Squalls now, but Reagan should soar high in July

Ronald Reagan is counting on the updraft of Republican convention acclaim to lift him to an early 30- to 35-point margin over Jimmy Carter -- matching the Democrat's 1976 post-convention edge in the polls over incumbent Gerald Ford.

Despite troubles within his own campaign and within the party organization, both neutral observers and Reagan supporters see such an early lead for the Republican as likely -- provided Mr. Reagan discloses a "sensible" vice-presidential choice at the July 10-14 convention and makes no public misstep in the meantime. To reduce risks and heighten convention drama, Mr. Reagan will stay largely out of sight until then, and has already canceled a trip abroad.

After the convention high, however, the long-range Reagan forecast anticipates a steady drifting downward -- with Mr. Carter lofted by the mid-August Democratic convention.

By Labor Day, when the serious campaigning begins, the race is expected to be tough, and close.

In the short term, however, Mr. Reagan's compaign is encountering potentially damaging squalls.

Scanning for political espionage bugs began last week at the Republican National Committee (RNC) headquarters, and at the hotel apartment of RNC co-chair Mary Crisp, target of right-wing ERA opponents. The initial bug hunts proved "inconclusive," the RNC says.

But in a Washington wary over how a "routine" burglary at the Democrats' Watergate headquarters eight years ago this week eventually led to a president's ouster in disgrace, the RNC episode will be watched closely.

The suspicion, if not the fact, of RNC bugging is related to two other Reagan tempests -- the campaign's difficulty in finding a political field general to run the 50 separate state contests for electoral votes, and a struggle for control of the RNC apparatus by conservative Reagan backers who want to oust moderate party chairman Bill Brock.

William Timmons, already orchestrating the GOP convention for Mr. Reagan, has been resisting efforts to get him to take on an expanded role as campaign political director. Mr. Timmons runs a lucrative lobbying practice by Washington, fruit of his six years as congressional liaison for Presidents Nixon and Ford.

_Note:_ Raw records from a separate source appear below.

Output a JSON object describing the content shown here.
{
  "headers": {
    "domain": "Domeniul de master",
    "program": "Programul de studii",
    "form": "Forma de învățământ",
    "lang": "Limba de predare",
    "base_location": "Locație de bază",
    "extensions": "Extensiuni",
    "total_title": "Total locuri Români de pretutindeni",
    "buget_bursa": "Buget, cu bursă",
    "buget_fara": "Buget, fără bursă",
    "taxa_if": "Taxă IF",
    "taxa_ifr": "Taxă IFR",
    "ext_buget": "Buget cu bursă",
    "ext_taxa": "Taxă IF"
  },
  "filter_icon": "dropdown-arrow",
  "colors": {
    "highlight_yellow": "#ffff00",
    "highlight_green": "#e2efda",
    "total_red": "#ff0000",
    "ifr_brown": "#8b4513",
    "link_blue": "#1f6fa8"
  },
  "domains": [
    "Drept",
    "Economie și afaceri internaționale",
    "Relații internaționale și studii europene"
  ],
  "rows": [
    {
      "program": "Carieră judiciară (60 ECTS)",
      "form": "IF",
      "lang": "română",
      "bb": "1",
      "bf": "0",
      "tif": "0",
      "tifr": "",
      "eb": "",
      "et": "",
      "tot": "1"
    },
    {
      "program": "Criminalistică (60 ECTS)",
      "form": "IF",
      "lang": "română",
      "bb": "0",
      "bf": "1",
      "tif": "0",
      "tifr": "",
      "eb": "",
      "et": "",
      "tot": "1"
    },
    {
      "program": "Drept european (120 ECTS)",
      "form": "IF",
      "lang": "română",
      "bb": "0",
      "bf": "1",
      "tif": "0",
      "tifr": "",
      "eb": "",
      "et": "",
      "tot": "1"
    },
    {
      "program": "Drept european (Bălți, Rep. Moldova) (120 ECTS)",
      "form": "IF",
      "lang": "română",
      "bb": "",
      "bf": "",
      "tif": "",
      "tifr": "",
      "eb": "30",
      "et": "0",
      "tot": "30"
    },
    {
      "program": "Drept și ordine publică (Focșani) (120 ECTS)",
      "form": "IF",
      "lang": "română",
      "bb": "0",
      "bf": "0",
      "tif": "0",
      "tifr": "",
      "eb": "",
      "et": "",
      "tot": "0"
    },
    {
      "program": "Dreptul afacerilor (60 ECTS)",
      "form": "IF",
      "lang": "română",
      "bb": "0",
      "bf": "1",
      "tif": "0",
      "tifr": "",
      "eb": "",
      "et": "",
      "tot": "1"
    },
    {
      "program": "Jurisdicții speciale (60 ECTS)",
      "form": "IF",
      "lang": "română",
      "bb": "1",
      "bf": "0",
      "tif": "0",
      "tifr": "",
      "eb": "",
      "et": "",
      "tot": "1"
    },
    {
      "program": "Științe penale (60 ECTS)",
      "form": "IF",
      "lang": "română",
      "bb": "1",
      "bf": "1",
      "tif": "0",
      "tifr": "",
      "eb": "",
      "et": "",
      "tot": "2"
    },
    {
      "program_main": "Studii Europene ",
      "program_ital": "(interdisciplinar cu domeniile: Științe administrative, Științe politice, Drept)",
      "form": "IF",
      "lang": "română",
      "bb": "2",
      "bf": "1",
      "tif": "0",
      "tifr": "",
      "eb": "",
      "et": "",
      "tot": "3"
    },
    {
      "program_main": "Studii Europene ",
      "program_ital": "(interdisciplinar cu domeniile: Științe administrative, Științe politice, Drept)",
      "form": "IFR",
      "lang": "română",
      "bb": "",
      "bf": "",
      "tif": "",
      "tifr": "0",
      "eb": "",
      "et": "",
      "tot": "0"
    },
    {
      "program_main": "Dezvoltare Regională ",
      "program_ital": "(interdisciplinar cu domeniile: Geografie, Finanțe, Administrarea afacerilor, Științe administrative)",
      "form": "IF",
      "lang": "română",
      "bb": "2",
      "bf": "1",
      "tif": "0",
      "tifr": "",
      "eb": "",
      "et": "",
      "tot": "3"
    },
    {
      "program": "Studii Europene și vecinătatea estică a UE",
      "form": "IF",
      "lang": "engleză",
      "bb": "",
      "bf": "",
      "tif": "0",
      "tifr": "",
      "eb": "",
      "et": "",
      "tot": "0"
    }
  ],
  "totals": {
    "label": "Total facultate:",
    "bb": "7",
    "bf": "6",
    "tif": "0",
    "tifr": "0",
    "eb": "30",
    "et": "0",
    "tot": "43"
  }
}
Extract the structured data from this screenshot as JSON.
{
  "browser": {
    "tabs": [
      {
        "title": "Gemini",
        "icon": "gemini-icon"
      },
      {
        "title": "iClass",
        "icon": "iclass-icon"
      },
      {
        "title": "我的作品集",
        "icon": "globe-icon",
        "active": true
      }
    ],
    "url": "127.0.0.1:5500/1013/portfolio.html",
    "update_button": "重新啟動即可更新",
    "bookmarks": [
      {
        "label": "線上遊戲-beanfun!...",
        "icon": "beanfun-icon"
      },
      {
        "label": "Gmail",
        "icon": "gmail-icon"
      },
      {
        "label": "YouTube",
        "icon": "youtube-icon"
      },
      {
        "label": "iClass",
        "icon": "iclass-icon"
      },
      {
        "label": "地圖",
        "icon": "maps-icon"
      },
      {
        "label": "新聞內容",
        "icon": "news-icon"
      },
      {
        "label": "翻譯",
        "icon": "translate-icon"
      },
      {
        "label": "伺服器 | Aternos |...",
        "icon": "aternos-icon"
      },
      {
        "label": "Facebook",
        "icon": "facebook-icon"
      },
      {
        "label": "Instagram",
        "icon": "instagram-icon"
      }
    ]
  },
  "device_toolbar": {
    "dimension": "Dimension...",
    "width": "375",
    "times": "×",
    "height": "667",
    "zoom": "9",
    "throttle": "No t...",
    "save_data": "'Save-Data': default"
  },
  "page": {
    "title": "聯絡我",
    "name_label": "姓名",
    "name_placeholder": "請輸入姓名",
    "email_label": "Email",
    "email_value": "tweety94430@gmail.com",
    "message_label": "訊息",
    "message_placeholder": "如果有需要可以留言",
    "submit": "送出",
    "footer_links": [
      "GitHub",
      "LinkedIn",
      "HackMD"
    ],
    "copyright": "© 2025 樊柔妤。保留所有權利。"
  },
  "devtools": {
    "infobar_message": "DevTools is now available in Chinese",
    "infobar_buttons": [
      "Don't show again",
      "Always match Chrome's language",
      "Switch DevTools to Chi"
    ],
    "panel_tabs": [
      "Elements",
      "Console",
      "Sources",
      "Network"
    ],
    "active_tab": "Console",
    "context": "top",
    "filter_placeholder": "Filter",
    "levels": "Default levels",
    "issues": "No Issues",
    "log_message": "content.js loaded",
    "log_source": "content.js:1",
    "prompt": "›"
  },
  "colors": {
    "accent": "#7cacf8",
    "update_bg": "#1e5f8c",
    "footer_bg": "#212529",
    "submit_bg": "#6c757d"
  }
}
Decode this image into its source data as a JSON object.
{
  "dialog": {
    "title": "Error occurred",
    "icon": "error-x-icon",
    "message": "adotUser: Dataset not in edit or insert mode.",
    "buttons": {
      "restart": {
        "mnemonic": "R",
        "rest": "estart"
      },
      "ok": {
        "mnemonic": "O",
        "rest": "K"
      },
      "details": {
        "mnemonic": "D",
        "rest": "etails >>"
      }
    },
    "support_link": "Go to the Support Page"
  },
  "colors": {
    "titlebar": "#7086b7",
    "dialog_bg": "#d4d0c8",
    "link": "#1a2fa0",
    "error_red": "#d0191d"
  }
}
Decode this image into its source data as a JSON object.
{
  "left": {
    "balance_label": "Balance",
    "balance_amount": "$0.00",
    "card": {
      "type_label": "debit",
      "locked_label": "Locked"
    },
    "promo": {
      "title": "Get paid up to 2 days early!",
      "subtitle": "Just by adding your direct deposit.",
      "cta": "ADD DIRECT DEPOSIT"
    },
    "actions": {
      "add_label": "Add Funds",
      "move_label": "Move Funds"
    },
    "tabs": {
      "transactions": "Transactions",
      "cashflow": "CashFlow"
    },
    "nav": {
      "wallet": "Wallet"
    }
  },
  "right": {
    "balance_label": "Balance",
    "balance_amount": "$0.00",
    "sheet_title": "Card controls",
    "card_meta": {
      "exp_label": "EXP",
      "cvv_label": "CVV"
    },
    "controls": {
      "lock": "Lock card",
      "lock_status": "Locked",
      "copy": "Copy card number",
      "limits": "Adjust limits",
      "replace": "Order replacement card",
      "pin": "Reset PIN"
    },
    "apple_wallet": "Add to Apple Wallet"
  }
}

But Mr. Timmon's reluctance to take the campaign job may be tied less to business demands than to a flaw in what he and others see as the Reagan campaign structure -- reliance on a committee rather than on one-man, day-to-day control. James Baker III, George Bush's primary campaign manager who ran to Ford 1976 effort, is also mentioned for the key unfilled slot.

Meanwhile, Republican state leaders impatiently complain they have no one with whom to deal in the Reagan entourage.

The naming of Drew Lewis as Mr. Reagan's envoy to the Republican National Committee has eased, but not ended, the struggle for party organization control.

Mr. Lewis's role could expand to include the full political directorship, although he lacks national campaign experience, Reagan officials say. At the outset, Mr. Lewis will oversee campaigns in "safe" Reagan states, where operations can be run from Washington.

At the moment, Mr. Lewis will have control of the $4.7 million that federal law permits the RNC to spend in behalf of a political candidate. The political director and the national Reagan campaign would have responsibility for the $29. 4 million in federal funds which goes to the Republican nominee.

As now planned, the national Reagan campaign will be run by a seven-man team meeting at 7:30 every morning in new quarters across the Potomac in Virginia. The seven would include Edwin Meese, pollster-strategist Richard Wirthlin, advertising director Peter Dailey, RNC liaison Lewis, a communications director, and the slow-to-be-found political director.

Many GOP insiders worry that the Reagan committee approach will prove too cumbersome and yield an advantage to the Democrats. "You can't get the crisp decisions you need from a committee," one such insider told the Monitor.

But after trying one-man leadership under lawyer John Sears, whom Mr. Reagan fired the day of the New Hampshire primary in February, the Republican candidate returned to his loyalist group of Californians.

Mr. Reagan functions best with his old friends -- particularly with chief aide Meese at his side -- in a committee structure, longtime supporters say.

"Reagan is simply not going to operate without Ed Meese at the center," a 14 -year veteran Reagan backer says flatly.

of 5 stories this month > Get unlimited stories
You've read 5 of 5 free stories

Only $1 for your first month.

Get unlimited Monitor journalism.